While some states have set up soup kitchens to feed workers and instructed police to hand out food and relief packages, others have chosen the worst possible route to deal with crowds of hungry, frightened, and despairing people. In Gujarat — Modi’s home state in west India — clashes broke out after police arrested 90 migrant laborers who wanted to leave for their homes. In Uttar Pradesh, a state in north India, workers were lined up and sprayed down with a chemical that authorities claimed was “a disinfectant.”

India’s health ministry says it has recorded 1,071 cases of COVID-19, the disease caused by the coronavirus. According to the government, these people either picked up the virus on their travels outside the country or were directly exposed to someone else with history of travel to COVID-19 affected countries. The government claims there have been no cases of “community transmission” or instances where doctors could not trace where someone had picked up the virus.

But the images of large crowds of people journeying home have raised fears that a lockdown designed to slow the transmission of the coronavirus may actually end up spreading it. People face a more immediate concern: hunger and exhaustion. Twenty-two people are reported to have died while journeying home, including six children, the youngest of whom was just 1 year old.

Pawan Kumar / Reuters

A municipal worker sprays disinfectant on migrant workers before they board a bus in Lucknow on March 30.

Anushree Fadnavis / Reuters
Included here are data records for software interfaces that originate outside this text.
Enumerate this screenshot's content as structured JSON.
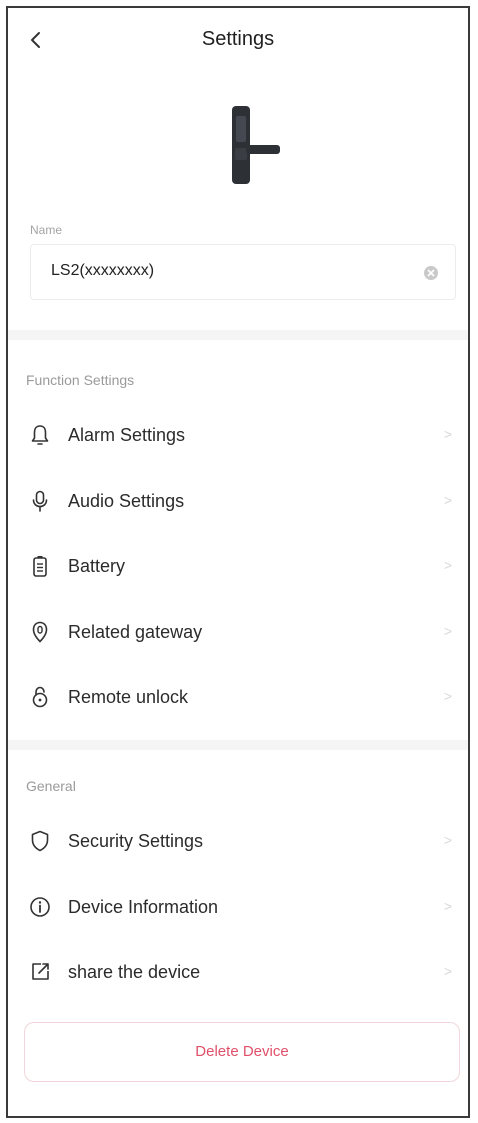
{
  "header": {
    "title": "Settings",
    "back_icon": "chevron-left-icon"
  },
  "device": {
    "image": "smart-lock-image"
  },
  "name": {
    "label": "Name",
    "value": "LS2(xxxxxxxx)",
    "clear_icon": "clear-icon"
  },
  "function_settings": {
    "label": "Function Settings",
    "items": [
      {
        "label": "Alarm Settings",
        "icon": "bell-icon"
      },
      {
        "label": "Audio Settings",
        "icon": "microphone-icon"
      },
      {
        "label": "Battery",
        "icon": "battery-icon"
      },
      {
        "label": "Related gateway",
        "icon": "location-pin-icon"
      },
      {
        "label": "Remote unlock",
        "icon": "unlock-icon"
      }
    ]
  },
  "general": {
    "label": "General",
    "items": [
      {
        "label": "Security Settings",
        "icon": "shield-icon"
      },
      {
        "label": "Device Information",
        "icon": "info-icon"
      },
      {
        "label": "share the device",
        "icon": "share-icon"
      }
    ]
  },
  "chevron": ">",
  "delete_button": {
    "label": "Delete Device"
  },
  "colors": {
    "accent_delete": "#e0506a",
    "divider": "#f5f5f6"
  }
}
Migrant workers crowd outside a bus station on the outskirts of New Delhi on March 28.

Hindustan Times / Getty Images

Migrant workers head back to their homes from New Delhi on March 29.
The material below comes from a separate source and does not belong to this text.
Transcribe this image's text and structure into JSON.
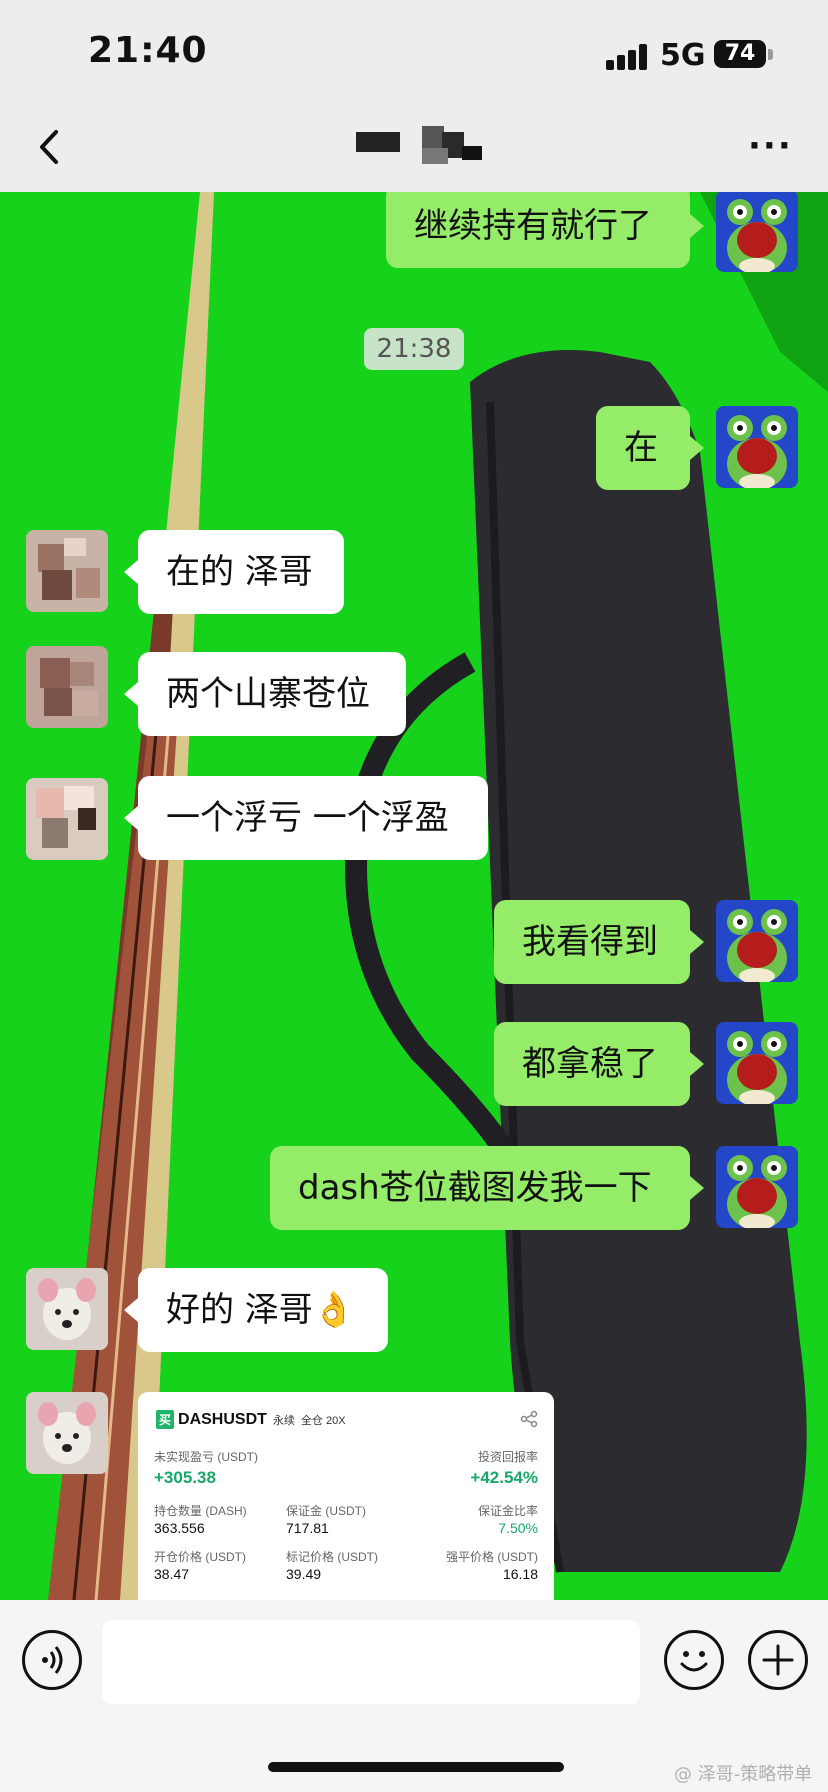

Hindustan Times / Getty Images

Migrant workers head back to their homes in Patna, India.

Sopa Images via Getty Images

A migrant woman with a baby in New Delhi.

Sopa Images via Getty Images

Migrants waiting to board a bus in New Delhi.

Hindustan Times / Getty Images

Local residents distribute food to migrant workers and families at Zirakpur Ambala Highway, in Chandigarh, India.

Hindustan Times / Getty Images

Migrant workers take shelter inside DAV School in Patna, India.

Adnan Abidi / Reuters

A migrant worker's family sits along a highway after they failed to get a bus to return to their village on the outskirts of New Delhi on March 29.

Anushree Fadnavis / Reuters

A soldier on guard stands next to migrant workers as they wait for buses along a highway in Ghaziabad on March 28.

Adnan Abidi / Reuters

Migrant workers travel on a crowded bus in Ghaziabad on the outskirts of New Delhi on March 29.

Amit Dave / Reuters

Migrant workers board a truck to return to their villages from Ahmedabad on March 29.

Danish Siddiqui / Reuters

Migrant workers climb out of a refrigerated truck after they were stopped by police in New Delhi on March 30.

Hindustan Times / Getty Images

Migrant workers and families head back to their homes on foot on March 29.

A BuzzFeed News investigation, in partnership with the International Consortium of Investigative Journalists, based on thousands of documents the government didn't want you to see.